Three Questions 9/20/13

1.  Recently I have finished the glog on the history of the Atom.  My Scientist was Ernest Rutherford.

2. I have learned how to name chemical compounds,  I have also learned about cations and anions.

3. I plan on finishing HW#5 after this.

Smaller than an atom….

Let’s get right into it today.

What do we know about what is smaller than the atom?

1. The strong force is worthy of its title.

It takes a million times more force to remove a particle from the nucleus than it does to remove an electron from orbit.  The immense power of the strong force helps to explain the outrageous energy released by nuclear fission.  This is the science behind nuclear weapons, which are capable of obliterating 99.9% of the human race.  What a great world we live in.

But at least we have nuclear power, so it’s not all bad.  Right?…

Moving on.

2.  Electromagnetism is a shocking force.

Excuse the bad pun.  Electromagnetism draws electrons and protons, with their opposite charges, together.  It also pushes protons in the nucleus apart, but the strong force overwhelms it.  Heat and light can strip electrons away from the atom, forming an ion.

3.  There’s always something smaller.

That last sentence was a bit of an overstatement, but you got the point.  Evidence of protons and neutrons was revealed by Einstein’s studies of Brownian motion.  Protons and neutrons are composed of quarks, which are also held together by the strong force.  At this point, new particles can be formed when subjected to intense heat.  This is also the point when you begin to wonder what relevance this has to your daily life and Monday Night Football.  Alas, people thought the same thing about protons and neutrons, until we harnessed that knowledge to create the most powerful weapon of all time.

So next time you think about subatomic particles, think not of what those particles are doing right now, but rather, what those particles will be doing if they get into the wrong hands.

atomic-nuclear-exp_1002958c

Hope you sleep well tonight.

Sources: http://www.youtube.com/watch?v=nrUBPO6zZ40&list=FLD_qtoYY3ZEhrDetUPfjJog; http://www.scientificamerican.com/article.cfm?id=how-are-elements-broken-d

3 Questions 9/18/13

1.  I have finished my math homework and completed the post-lab questions for the labs we did on Friday.

2.  I have learned that logarithms have an actual purpose.
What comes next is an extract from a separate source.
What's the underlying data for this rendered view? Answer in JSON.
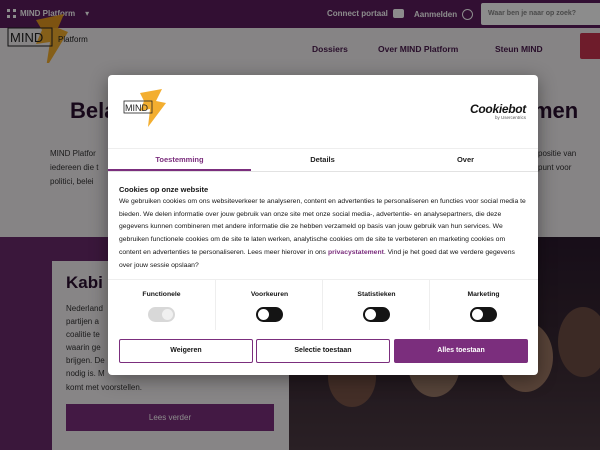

They are not just there to confuse high school students.

3. I plan on practicing the all-state etude for saxophone after this.

By aandre15

Old and New Materials

There are many similarities between the materials used by Fio Omenetto in the TED video and the materials used by the Japanese samurai.  To begin, both methods originated in Asia.  Silk making was originally a Chinese secret.  Samurai swords are obviously from Japan.

Despite the drastic difference in the final results,  he methods used to obtain the results are remarkably similar.  In order to forge a sword, the Japanese had to be aware of the physical properties of the metals used.  Some physical properties would be hardness and toughness.  If the sword was too hard, it would break easily.  If it was too tough, then it would bend, rendering it useless in battle.  The Japanese used a combination of the two properties to create a dynamic, durable sword.  Knowledge of melting points was crucial in tempering the blade.

Fio Omenetto’s team had to be aware of the properties of the material they were using.  Silk is biodegradable, bio compatible, and edible, making it a versatile and unique material.  With modern knowledge of chemistry as well as modern technology, Omenetto’s team has been able to create products varying from cups and holograms, to nuts and bolts.

A difference between the two methods is that the Japanese had a set goal in mind, which was a sword.  Omenetto’s team didn’t aim to produce a cup from silk.  Rather, they wanted to explore the possibilities that silk had to offer.  However, knowledge of chemistry, basic and complex, was necessary for both groups to achieve their goal.  Regardless of the passage of time, chemistry will remain a vital tool in the mankind’s endeavor to create, innovate, and manipulate his surroundings.  It’s old, new, and ageless at the same time.

By aandre15